Reproduce each record exactly, leaving out no line.

_Data to examine_

[Start of section]

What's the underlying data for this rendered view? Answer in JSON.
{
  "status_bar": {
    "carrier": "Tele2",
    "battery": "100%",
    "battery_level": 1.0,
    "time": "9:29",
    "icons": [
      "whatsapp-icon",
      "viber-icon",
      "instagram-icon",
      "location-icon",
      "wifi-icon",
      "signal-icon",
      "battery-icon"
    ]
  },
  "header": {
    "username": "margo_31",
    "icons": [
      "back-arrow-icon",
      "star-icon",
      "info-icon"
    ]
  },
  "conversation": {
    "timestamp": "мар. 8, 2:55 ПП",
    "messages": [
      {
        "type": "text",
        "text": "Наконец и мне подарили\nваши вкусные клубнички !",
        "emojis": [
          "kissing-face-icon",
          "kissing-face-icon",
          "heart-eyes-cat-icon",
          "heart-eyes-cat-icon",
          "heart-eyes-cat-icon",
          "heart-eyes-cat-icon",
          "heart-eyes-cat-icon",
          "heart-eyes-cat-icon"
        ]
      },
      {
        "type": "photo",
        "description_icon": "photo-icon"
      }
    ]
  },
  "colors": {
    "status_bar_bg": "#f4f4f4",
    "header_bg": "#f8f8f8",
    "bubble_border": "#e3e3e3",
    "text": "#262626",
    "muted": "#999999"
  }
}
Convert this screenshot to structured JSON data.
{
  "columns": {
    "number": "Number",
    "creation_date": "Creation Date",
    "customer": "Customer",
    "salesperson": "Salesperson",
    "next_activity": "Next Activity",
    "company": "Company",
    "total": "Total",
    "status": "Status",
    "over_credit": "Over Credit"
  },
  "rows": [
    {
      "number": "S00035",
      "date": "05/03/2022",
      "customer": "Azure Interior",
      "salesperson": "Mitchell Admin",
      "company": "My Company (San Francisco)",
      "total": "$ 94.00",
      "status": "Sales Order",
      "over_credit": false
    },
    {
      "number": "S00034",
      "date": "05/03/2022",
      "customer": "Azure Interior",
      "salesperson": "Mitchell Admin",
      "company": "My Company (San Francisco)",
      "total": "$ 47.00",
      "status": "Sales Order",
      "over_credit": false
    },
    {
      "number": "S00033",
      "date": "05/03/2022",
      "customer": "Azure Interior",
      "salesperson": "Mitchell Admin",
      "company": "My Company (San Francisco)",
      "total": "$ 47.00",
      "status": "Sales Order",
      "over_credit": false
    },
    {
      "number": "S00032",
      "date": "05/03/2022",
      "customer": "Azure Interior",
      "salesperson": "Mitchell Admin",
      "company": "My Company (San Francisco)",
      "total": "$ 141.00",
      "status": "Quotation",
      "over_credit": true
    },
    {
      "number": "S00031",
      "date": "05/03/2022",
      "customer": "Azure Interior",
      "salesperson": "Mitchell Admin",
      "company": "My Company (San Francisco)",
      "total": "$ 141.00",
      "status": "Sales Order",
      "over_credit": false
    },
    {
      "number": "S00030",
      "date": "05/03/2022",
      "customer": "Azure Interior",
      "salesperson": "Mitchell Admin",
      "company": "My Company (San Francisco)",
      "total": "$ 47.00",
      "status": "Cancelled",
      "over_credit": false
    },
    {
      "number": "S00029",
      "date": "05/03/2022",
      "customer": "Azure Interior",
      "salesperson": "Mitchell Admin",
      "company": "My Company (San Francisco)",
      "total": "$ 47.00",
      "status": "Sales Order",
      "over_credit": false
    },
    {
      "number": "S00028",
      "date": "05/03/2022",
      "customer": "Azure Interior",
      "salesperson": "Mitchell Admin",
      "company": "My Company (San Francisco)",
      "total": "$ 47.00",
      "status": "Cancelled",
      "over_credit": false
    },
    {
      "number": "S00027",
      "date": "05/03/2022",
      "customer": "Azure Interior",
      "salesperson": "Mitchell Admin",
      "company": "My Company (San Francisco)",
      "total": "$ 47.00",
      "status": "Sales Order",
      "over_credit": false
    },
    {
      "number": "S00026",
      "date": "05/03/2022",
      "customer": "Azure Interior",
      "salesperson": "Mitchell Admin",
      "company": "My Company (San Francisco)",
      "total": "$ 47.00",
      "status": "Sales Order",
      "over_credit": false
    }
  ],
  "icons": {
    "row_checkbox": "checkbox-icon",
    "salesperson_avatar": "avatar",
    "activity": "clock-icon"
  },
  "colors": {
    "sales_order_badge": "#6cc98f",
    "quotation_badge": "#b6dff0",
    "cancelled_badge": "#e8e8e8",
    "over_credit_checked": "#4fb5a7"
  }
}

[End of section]

_Written response_
What's the underlying data for this rendered view? Answer in JSON.
{
  "status_bar": {
    "carrier": "Tele2",
    "battery": "100%",
    "battery_level": 1.0,
    "time": "9:29",
    "icons": [
      "whatsapp-icon",
      "viber-icon",
      "instagram-icon",
      "location-icon",
      "wifi-icon",
      "signal-icon",
      "battery-icon"
    ]
  },
  "header": {
    "username": "margo_31",
    "icons": [
      "back-arrow-icon",
      "star-icon",
      "info-icon"
    ]
  },
  "conversation": {
    "timestamp": "мар. 8, 2:55 ПП",
    "messages": [
      {
        "type": "text",
        "text": "Наконец и мне подарили\nваши вкусные клубнички !",
        "emojis": [
          "kissing-face-icon",
          "kissing-face-icon",
          "heart-eyes-cat-icon",
          "heart-eyes-cat-icon",
          "heart-eyes-cat-icon",
          "heart-eyes-cat-icon",
          "heart-eyes-cat-icon",
          "heart-eyes-cat-icon"
        ]
      },
      {
        "type": "photo",
        "description_icon": "photo-icon"
      }
    ]
  },
  "colors": {
    "status_bar_bg": "#f4f4f4",
    "header_bg": "#f8f8f8",
    "bubble_border": "#e3e3e3",
    "text": "#262626",
    "muted": "#999999"
  }
}
Convert this screenshot to structured JSON data.
{
  "columns": {
    "number": "Number",
    "creation_date": "Creation Date",
    "customer": "Customer",
    "salesperson": "Salesperson",
    "next_activity": "Next Activity",
    "company": "Company",
    "total": "Total",
    "status": "Status",
    "over_credit": "Over Credit"
  },
  "rows": [
    {
      "number": "S00035",
      "date": "05/03/2022",
      "customer": "Azure Interior",
      "salesperson": "Mitchell Admin",
      "company": "My Company (San Francisco)",
      "total": "$ 94.00",
      "status": "Sales Order",
      "over_credit": false
    },
    {
      "number": "S00034",
      "date": "05/03/2022",
      "customer": "Azure Interior",
      "salesperson": "Mitchell Admin",
      "company": "My Company (San Francisco)",
      "total": "$ 47.00",
      "status": "Sales Order",
      "over_credit": false
    },
    {
      "number": "S00033",
      "date": "05/03/2022",
      "customer": "Azure Interior",
      "salesperson": "Mitchell Admin",
      "company": "My Company (San Francisco)",
      "total": "$ 47.00",
      "status": "Sales Order",
      "over_credit": false
    },
    {
      "number": "S00032",
      "date": "05/03/2022",
      "customer": "Azure Interior",
      "salesperson": "Mitchell Admin",
      "company": "My Company (San Francisco)",
      "total": "$ 141.00",
      "status": "Quotation",
      "over_credit": true
    },
    {
      "number": "S00031",
      "date": "05/03/2022",
      "customer": "Azure Interior",
      "salesperson": "Mitchell Admin",
      "company": "My Company (San Francisco)",
      "total": "$ 141.00",
      "status": "Sales Order",
      "over_credit": false
    },
    {
      "number": "S00030",
      "date": "05/03/2022",
      "customer": "Azure Interior",
      "salesperson": "Mitchell Admin",
      "company": "My Company (San Francisco)",
      "total": "$ 47.00",
      "status": "Cancelled",
      "over_credit": false
    },
    {
      "number": "S00029",
      "date": "05/03/2022",
      "customer": "Azure Interior",
      "salesperson": "Mitchell Admin",
      "company": "My Company (San Francisco)",
      "total": "$ 47.00",
      "status": "Sales Order",
      "over_credit": false
    },
    {
      "number": "S00028",
      "date": "05/03/2022",
      "customer": "Azure Interior",
      "salesperson": "Mitchell Admin",
      "company": "My Company (San Francisco)",
      "total": "$ 47.00",
      "status": "Cancelled",
      "over_credit": false
    },
    {
      "number": "S00027",
      "date": "05/03/2022",
      "customer": "Azure Interior",
      "salesperson": "Mitchell Admin",
      "company": "My Company (San Francisco)",
      "total": "$ 47.00",
      "status": "Sales Order",
      "over_credit": false
    },
    {
      "number": "S00026",
      "date": "05/03/2022",
      "customer": "Azure Interior",
      "salesperson": "Mitchell Admin",
      "company": "My Company (San Francisco)",
      "total": "$ 47.00",
      "status": "Sales Order",
      "over_credit": false
    }
  ],
  "icons": {
    "row_checkbox": "checkbox-icon",
    "salesperson_avatar": "avatar",
    "activity": "clock-icon"
  },
  "colors": {
    "sales_order_badge": "#6cc98f",
    "quotation_badge": "#b6dff0",
    "cancelled_badge": "#e8e8e8",
    "over_credit_checked": "#4fb5a7"
  }
}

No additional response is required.